A partial eclipse of the Moon occurred on Tuesday 23 August, 1831 UT (11 Aug, 1831 Old Style), with maximum eclipse at 09:59 UT. The Earth's shadow on the moon was clearly visible in this eclipse, with 48% of the Moon in shadow; the partial eclipse lasted for 2 hours and 32 minutes.

The penumbral eclipse lasted for 5 hours and 9 minutes. The partial eclipse lasted for 2 hours and 32 minutes. Maximum eclipse was at 09:59:49 UT.

During this eclipse the Moon was 6 days after apogee and 8 days before perigee. At maximum eclipse it was 0.524° in apparent diameter, which is 1.4% smaller than average. The statistics page has information on the ranges of the sizes of the Sun and Moon.

Interactive Map

This map shows the visibility of the eclipse at maximum eclipse, when it was visible within the bright area on the map. Note that the map is approximate, and if you were near the edge of the area of visibility, the moon was very close to the horizon and may not have been practically visible.

You can use the zoom controls to zoom in and out, and pan to see areas of interest. The green marker in the centre shows where the Moon will be directly overhead at maximum eclipse.

Overview Map

This map sourced from NASA Goddard Space flight Center: GSFC Eclipse Web SiteGSFC Eclipse Web Site
The primary source of all the information on eclipses presented here at Hermit Eclipse. [NASA Goddard Space flight Center]
https://eclipse.gsfc.nasa.gov/eclipse.html
shows the visibility of the eclipse. (Click on it for the full-sized version.)

Eclipse Season and Saros Series

This eclipse season contains 2 eclipses:

This was the 13th eclipse in lunar Saros series 135.The surrounding eclipses in this Saros series are:

Eclipse Parameters

UT Date/time (max) 09:59:49 on 23 Aug UT TDT Date/time (max) 09:59:56 on 23 Aug TDT
Saros Series 135 Number in Series 12
Penumbral Magnitiude 1.5067 Central Magnitiude 0.4833
Gamma -0.7428 Path Width (km)
Delta T 0m07s Error ± 0m01s (95%)
Penumbral Duration 5h09m Partial Duration 2h32m
Total Duration
Partial Rating Total Rating
Sun Distance 151202459 km (85.0%) Moon Distance 386399 km (59.6%)
Sun Diameter 0.527° Moon Diameter 0.515° - 0.524°
Apogee 22:09 on 16 Aug UT Perigee 16:12 on 31 Aug UT

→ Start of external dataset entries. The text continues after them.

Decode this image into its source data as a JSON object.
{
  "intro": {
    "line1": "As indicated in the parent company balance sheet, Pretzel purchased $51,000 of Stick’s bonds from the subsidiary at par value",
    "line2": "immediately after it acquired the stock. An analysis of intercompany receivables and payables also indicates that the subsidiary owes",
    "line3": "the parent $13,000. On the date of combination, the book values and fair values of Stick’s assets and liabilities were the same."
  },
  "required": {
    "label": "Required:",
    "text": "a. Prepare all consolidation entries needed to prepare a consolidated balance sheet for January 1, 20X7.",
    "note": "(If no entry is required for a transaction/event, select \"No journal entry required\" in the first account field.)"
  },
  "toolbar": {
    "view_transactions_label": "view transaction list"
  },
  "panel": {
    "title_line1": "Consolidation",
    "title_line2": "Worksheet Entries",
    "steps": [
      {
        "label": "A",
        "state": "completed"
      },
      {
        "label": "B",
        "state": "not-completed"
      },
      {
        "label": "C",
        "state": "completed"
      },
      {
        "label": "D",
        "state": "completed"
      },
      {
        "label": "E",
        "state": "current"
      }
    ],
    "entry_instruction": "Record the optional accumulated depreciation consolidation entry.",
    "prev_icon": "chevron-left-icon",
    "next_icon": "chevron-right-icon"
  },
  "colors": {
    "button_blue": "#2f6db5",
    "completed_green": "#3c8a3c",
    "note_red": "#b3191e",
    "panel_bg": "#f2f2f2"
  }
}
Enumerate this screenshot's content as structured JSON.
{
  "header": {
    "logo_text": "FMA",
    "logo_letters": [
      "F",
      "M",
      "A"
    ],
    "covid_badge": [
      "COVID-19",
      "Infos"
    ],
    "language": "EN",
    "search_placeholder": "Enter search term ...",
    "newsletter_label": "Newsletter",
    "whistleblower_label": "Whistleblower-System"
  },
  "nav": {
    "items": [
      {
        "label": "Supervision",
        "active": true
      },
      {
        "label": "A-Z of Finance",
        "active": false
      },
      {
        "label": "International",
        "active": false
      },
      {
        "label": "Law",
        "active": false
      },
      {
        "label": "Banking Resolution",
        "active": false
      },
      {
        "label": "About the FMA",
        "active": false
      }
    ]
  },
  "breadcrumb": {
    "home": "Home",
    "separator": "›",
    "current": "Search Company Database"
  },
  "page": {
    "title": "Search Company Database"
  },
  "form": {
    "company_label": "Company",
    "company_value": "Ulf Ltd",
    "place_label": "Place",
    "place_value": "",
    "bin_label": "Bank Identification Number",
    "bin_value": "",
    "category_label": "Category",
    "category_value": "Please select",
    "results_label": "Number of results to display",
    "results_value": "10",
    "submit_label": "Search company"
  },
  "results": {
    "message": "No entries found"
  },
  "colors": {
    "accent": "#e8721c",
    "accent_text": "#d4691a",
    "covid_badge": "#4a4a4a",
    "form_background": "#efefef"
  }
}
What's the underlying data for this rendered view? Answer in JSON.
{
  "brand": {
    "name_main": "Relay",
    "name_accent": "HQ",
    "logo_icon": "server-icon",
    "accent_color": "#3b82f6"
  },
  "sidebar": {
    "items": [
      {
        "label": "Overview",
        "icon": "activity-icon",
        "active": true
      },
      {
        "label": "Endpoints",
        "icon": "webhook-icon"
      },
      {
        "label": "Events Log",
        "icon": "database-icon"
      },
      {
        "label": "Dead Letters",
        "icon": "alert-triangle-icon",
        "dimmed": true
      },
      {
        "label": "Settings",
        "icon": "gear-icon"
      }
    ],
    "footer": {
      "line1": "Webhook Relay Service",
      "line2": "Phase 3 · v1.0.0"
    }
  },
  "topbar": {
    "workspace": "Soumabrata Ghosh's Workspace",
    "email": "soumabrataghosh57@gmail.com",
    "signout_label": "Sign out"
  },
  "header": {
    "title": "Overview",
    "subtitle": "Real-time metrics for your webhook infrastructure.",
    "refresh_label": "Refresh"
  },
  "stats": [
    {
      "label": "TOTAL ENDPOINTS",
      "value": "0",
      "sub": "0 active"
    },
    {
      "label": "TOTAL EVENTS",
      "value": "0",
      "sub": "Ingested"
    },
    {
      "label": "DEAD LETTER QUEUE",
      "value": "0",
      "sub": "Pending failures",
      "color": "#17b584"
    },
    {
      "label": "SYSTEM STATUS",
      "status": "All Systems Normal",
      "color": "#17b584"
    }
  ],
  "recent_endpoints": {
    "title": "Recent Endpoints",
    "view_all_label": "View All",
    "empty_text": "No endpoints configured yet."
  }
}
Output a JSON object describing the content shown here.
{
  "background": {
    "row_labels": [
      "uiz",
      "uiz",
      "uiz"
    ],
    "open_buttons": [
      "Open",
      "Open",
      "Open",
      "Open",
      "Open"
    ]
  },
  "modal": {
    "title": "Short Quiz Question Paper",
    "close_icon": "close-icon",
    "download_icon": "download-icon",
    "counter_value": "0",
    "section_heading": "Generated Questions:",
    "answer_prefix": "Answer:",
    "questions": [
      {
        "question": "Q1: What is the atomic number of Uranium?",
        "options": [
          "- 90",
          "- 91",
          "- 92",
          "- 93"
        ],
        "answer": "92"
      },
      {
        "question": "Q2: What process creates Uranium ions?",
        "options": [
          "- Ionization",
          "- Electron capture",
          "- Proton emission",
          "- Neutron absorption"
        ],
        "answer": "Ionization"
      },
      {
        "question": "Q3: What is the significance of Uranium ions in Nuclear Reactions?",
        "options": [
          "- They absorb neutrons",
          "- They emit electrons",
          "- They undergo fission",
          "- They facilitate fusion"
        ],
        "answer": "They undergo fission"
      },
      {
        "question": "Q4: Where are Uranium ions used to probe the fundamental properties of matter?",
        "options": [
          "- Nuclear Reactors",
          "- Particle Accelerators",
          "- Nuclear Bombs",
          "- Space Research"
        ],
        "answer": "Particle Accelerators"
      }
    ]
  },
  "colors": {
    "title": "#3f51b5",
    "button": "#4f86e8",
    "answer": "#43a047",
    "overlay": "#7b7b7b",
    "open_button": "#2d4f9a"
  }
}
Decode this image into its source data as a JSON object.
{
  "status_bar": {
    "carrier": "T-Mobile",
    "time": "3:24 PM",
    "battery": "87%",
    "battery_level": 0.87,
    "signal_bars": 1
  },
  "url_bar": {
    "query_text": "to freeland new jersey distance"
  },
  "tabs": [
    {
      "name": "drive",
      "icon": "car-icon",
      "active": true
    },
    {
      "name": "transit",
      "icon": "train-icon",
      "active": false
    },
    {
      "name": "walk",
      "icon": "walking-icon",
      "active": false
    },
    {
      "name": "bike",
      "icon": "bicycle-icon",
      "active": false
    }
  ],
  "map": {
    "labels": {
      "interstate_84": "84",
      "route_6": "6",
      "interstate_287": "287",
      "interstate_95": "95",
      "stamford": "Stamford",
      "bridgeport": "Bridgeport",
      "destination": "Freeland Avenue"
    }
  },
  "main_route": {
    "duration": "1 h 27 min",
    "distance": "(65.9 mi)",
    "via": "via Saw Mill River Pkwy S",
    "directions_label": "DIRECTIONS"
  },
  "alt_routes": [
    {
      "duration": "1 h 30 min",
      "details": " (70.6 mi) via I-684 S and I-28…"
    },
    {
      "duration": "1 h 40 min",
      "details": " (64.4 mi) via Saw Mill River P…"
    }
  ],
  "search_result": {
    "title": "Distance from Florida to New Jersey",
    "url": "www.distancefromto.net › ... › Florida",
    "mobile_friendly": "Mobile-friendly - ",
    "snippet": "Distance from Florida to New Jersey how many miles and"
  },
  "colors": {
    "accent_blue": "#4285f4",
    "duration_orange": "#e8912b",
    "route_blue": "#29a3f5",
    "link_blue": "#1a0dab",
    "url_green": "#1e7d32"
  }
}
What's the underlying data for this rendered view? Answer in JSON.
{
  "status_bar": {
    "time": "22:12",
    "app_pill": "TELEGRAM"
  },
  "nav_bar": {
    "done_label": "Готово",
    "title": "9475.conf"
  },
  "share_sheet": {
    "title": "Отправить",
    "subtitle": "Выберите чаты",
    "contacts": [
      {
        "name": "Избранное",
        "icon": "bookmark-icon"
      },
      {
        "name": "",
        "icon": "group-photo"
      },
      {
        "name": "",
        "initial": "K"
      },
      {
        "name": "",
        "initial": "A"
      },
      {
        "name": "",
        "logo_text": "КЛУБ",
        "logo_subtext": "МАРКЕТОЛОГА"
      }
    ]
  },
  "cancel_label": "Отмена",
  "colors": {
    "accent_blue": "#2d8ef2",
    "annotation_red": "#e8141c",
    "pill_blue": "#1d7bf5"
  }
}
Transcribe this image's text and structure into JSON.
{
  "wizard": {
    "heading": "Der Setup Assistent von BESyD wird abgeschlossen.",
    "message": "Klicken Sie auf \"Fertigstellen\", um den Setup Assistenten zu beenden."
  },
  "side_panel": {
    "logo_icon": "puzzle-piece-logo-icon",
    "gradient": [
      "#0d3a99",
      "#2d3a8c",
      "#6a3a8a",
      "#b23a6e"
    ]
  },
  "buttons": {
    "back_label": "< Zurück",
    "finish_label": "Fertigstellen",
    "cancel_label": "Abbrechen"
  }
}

Note that while all dates and times on this site (except where noted) are in UT, which is within a second of civil time, the dates and times shown in NASA's eclipse listingsGSFC Eclipse Web Site
The primary source of all the information on eclipses presented here at Hermit Eclipse. [NASA Goddard Space flight Center]
https://eclipse.gsfc.nasa.gov/eclipse.html
are in the TDT timescale.

The Sun and Moon distances are shown in km, and as a percentage of their minimum - maximum distances; hence 0% is the closest possible (Earth's perihelion, or the Moon's closest possible perigee) and 100% is the farthest (aphelion, the farthest apogee). The statistics page has information on the ranges of sizes of the Sun and Moon.

Data last updated: 2015-06-21 22:11:46 UTC.